** Opening DATASET CONTENT block **
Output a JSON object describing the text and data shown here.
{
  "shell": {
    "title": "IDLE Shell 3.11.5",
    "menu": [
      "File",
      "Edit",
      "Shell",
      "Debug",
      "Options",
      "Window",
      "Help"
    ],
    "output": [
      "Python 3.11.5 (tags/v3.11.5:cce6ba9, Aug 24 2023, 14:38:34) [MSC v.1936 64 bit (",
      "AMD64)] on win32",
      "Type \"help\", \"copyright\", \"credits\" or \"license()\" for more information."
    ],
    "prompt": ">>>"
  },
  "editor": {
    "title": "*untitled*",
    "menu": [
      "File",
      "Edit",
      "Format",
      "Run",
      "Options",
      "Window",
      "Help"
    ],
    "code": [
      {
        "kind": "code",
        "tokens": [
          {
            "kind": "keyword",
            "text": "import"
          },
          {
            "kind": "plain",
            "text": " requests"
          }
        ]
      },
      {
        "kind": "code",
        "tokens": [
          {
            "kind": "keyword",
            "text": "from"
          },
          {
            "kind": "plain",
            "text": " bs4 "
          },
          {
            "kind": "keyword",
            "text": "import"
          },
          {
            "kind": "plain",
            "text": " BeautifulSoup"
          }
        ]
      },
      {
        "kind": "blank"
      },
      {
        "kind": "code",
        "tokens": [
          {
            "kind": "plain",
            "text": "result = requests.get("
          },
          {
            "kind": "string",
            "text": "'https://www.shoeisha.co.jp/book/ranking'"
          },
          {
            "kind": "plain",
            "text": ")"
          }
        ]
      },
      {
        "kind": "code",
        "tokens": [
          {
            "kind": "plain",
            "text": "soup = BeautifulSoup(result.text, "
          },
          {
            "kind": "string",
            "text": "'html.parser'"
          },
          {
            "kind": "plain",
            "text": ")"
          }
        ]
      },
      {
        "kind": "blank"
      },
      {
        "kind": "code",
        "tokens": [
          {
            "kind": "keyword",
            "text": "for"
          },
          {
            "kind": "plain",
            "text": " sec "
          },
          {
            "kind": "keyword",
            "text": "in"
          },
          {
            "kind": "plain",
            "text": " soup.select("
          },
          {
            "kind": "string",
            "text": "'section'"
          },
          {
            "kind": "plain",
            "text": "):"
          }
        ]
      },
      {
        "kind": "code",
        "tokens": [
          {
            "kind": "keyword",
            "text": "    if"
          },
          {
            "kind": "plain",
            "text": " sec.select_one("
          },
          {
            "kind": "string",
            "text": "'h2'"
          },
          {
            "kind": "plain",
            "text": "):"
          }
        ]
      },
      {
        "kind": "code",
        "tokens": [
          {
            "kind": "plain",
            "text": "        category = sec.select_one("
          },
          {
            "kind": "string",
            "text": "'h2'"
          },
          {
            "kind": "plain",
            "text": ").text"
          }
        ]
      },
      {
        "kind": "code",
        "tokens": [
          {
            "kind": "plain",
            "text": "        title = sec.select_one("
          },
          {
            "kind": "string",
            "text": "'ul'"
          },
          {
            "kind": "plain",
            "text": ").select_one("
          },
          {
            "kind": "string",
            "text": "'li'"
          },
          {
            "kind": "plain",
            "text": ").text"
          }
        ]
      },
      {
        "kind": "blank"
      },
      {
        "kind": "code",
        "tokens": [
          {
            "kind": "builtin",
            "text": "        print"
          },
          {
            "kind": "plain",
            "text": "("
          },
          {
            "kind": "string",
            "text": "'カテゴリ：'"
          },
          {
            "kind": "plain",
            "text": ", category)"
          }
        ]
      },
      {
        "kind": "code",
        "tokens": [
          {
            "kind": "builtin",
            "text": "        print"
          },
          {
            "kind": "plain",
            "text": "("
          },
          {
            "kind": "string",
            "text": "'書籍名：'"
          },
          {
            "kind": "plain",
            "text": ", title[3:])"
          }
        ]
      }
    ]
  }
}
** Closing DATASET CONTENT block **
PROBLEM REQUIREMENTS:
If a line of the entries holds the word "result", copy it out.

ANSWER FOR THIS EXERCISE:
            "text": "result = requests.get("
            "text": "soup = BeautifulSoup(result.text, "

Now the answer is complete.